Felipe's solo debut, Flim Toby (2002), stands as one of the decade's most accomplished abstract-electronic albums. (Before this, by the way, Felipe played in the duo Old Bombs, who released a split EP with Wolf Eyes in 2002.) The intricacy and inventiveness of Flim Toby's productions never cease to boggle. Intriguingly baroque rhythms lap against tunes of alien charm; pointillist tone paintings burble and crackle, inspiring heretofore-unimaginable visions in the mind's eye. It's IDM, but not as most mortals know it, although the disc obliquely alludes to the rareﬁed machinations of Bola, Oval, Richard Devine, and Nuno Canavarro. "Rinse, Then Dry" is the dance-ﬂoor hit, if there is one here, but most of Flim Toby is not utilitarian, unless you consider ionizing your senses to be a functional activity. At some distant point in the future, Flim Toby may be used like a beneﬁcent form of Muzak, pumped into buildings to stimulate creativity rather than to facilitate consumerism.
Felipe quickly followed his extraordinary ﬁrst full-length with the solid Xanaconversex EP (2002; both this and Flim Toby boast excellent artwork by Seattle's Shawn Wolfe). Xanaconversex explores both the harsher textures in the vein of Austria's Mego roster, whose artists apply academic rigor to extracting the most earwax-blasting sounds possible, and the playful, melodically ﬂighty work Mouse on Mars. On tracks like "Strictly Genericize," "Efter Lift," and "Phyllis," Felipe moves closer to his Schematic peers' angular aggression and epater le bourgeois tones while squeezing out the most ridiculous sounds from his gear.

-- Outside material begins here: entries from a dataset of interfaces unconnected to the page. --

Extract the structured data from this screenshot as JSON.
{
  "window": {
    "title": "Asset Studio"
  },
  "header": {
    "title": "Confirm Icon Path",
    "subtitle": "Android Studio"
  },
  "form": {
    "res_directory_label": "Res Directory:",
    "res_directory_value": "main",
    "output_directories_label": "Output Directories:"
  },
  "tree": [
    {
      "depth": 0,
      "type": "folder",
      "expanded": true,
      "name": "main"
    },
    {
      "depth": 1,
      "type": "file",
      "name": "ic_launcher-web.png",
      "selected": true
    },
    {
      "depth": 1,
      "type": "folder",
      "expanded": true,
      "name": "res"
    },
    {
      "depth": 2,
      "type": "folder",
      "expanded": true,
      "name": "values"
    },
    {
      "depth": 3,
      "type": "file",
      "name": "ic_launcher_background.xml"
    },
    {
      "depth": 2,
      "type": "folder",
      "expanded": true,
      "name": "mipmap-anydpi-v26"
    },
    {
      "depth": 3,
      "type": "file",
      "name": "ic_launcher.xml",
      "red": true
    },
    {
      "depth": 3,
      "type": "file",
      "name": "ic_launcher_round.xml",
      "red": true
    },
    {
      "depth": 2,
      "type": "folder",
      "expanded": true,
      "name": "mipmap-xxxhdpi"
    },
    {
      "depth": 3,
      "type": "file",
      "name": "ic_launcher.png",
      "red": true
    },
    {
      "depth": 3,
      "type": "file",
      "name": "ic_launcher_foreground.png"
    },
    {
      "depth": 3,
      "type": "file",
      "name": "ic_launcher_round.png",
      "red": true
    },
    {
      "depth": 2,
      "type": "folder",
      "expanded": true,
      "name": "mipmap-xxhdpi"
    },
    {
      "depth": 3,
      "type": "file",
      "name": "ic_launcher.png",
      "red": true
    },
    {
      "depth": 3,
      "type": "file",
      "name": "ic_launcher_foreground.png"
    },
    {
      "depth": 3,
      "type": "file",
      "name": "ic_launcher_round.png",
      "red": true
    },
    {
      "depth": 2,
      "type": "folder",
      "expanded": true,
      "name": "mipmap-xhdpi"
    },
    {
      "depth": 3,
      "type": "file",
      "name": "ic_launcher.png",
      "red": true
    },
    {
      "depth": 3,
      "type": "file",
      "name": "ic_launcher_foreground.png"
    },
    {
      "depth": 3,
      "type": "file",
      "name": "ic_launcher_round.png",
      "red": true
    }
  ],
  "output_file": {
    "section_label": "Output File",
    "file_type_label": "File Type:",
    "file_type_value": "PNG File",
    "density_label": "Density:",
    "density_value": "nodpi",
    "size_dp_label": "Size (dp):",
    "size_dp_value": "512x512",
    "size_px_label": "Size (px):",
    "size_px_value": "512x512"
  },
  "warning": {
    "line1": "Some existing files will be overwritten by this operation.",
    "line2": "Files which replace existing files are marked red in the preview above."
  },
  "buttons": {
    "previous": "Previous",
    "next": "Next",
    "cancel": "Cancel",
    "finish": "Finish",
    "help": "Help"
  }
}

I'm You (2004) is even more brazen and spasmodic than past efforts, edging into Devine/Von Schirach-style scorch-your-face tone bursts and volcanically jagged rhythms. It's hard to pinpoint why, but I'm You lacks the extraordinary otherness that Flim Toby boasted. It's still more idiosyncratic and adventurous than 99 percent of the IDM out there, but its palette of sounds seems not quite as nuanced as Flim Toby's.
In a radical departure from his past, Felipe recently formed Finesse & Runway with vocalist Melba Libia. Their self-titled CD for Schematic is clearly meant to be a more blatantly party-centric endeavor (the duo don costumes for live shows), as it features coke-rush booty/disco with tense, broken-beat techno. The record could be the soundtrack for that inevitable remake of Liquid Sky. DAVE SEGAL
Dino Felipe and Finesse & Runway play Sat May 28 with Samos, Greg Jaspan, and visuals by Milino at CHAC Lower Level, 1621 12th Ave, 388-0521, 9 pm-2 am, $8, 21+.